Label: Caciocavallo Format: CD
It is daunting to say the least to be assigned reviews of one of my most top favourite aritsts. I have spent the better part of a cold day indoors listening to these two albums on repeat and I don’t hesitate to tell you it has been a bit of a long winter’s brain-fuck. To me every little thing that Edward Ka-Spel works on turns out near genius or beyond. He is a man who can speak almost casually with the inner soul, with the subconcious, with the maddest parts of one’s nature. Like the good prophet he is sometimes called, he can take volumes of lyrics and turn them into words that seem so familiar that they must be truths, the truths no one would ever tell you. He seems to hold co-incidence by the reins of a puppetmaster. He is tender and subverted. But how do I tell you what these two records sound like?
Red Letters: This is the calmer of two albums soundwise. Edward keeps his voice gentle and sweet as he tells tales of things which would inspire red of anger or red of bleeding or red of devotion. Lyrically, the one word that sticks to me and is used twice at least is shame, and I think of the red face of shame, an indignity committed and regretted but ultimately repeated. “The lord declared him blameless, he watched him from above, Descended, whispered gently: ‘what you did, you did for love’…” The music is all beautiful, piano or synthed pianos and strings here and there and a bit of electronic bleeping and scatterings of noise. Overall it is slow and hypnotic, nearly controlled. The arrangements are sweeping and pull in the tethered listener to be a participating witness; passivity is usually out of the question when listening to Edward. And one would have to be the most arrogant cryptographer ever to assume one could break his codes, figure out his meanings.
The thing is, these pieces appeal to the reddest parts of the heart and make it all so accessible as to make it one’s own. I will not be so smug as to even try to guess what any of this means to Edward, but I know what it all means to me. Musically the familiarity breeds in another way as well. He seems to take pieces of other pieces and re-work them. Red Letters seems to reference basslines and circling melodies from Tanith and the Lion Tree, and from Pink Dots songs from as far back as The Golden Age, though they are reworked just enough to keep me from naming specifics. There is a very fine line of difference as Edward’s voice is so distinctive, and his choice of musicians is always so exclusive that this common ground could come solely from those facts. I do rather like the idea of his work going on and on in creative process so that it is created and recreated and never ever finished.
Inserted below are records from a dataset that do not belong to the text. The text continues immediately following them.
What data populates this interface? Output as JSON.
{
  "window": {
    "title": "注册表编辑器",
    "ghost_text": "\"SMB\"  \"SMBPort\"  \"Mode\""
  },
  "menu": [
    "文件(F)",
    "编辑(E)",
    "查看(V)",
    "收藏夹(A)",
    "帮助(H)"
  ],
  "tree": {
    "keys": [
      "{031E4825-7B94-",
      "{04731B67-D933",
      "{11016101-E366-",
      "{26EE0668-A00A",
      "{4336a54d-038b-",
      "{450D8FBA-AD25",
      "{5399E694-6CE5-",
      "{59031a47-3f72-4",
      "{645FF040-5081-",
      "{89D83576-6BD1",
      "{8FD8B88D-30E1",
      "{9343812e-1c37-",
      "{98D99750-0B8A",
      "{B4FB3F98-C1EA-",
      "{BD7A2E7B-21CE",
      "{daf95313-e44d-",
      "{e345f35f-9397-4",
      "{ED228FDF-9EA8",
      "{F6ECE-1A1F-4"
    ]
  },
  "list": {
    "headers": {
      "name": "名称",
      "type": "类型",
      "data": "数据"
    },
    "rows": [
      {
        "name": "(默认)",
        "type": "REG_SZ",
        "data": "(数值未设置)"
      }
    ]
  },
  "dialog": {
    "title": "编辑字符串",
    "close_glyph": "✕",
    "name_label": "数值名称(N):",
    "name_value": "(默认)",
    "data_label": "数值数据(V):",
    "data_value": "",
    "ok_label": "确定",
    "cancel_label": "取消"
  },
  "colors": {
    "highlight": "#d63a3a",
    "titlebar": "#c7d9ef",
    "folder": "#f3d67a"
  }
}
Now, The Scriptures…, and o! it is too tempting the idea of giving Edward credit for creating a new set of those. This record is a bit more viceral than Red Letters, but not out of line with the unlimited reach of a Ka-Spel creation. The music is louder here, with a lot more sound sources and noise infusions. Dotted throughout, (indeed another pun and there are Dots members too), anyway, dotted throughout are interuptions from what sounds like radios or TV. Now and again a fast-forward tape imitates a calliope. There is so much more percussive madness, so much more use of machines. There seems to be a running story to Illumina but I won’t try to decipher this one either.
Lyrically there is less generalization (if there ever was that) and we are treated perhaps to Edward’s nightmares. Sometimes he uses his voice to create gutteral sounds that are ever so distubing layered as they are with Ryan Moore‘s hypnotic beats. It all changes quickly so that one minute I found myself kind of grooving around the lounge and the next I was gripped up in fear as I tried in vain to figure out what was happening. Again I feel faced with the oddity of trying to decide if a song is a continuation of some other one. “The Never Man” sounds so familiar, and I find I can easily (if badly ) sing along with it. Such a mystery. My personal favourite is a track titled “Laughing Venus”. It is cinemagraphictastic and has the best line ever to describe how Edward Ka-Spel’s songs makes me feel: “…the stars seem closer tonight. If I had hands, I’d surely pick them…”
Why the LPD and Edward Ka-Spel releases have such a hard time making it to the UK is a strange irritation. My advice is to do what you must to get a hold of these and all; at least they’re available to order online. Anyone who loves music should own as much of the Edward Ka-Spel catalogue as possible.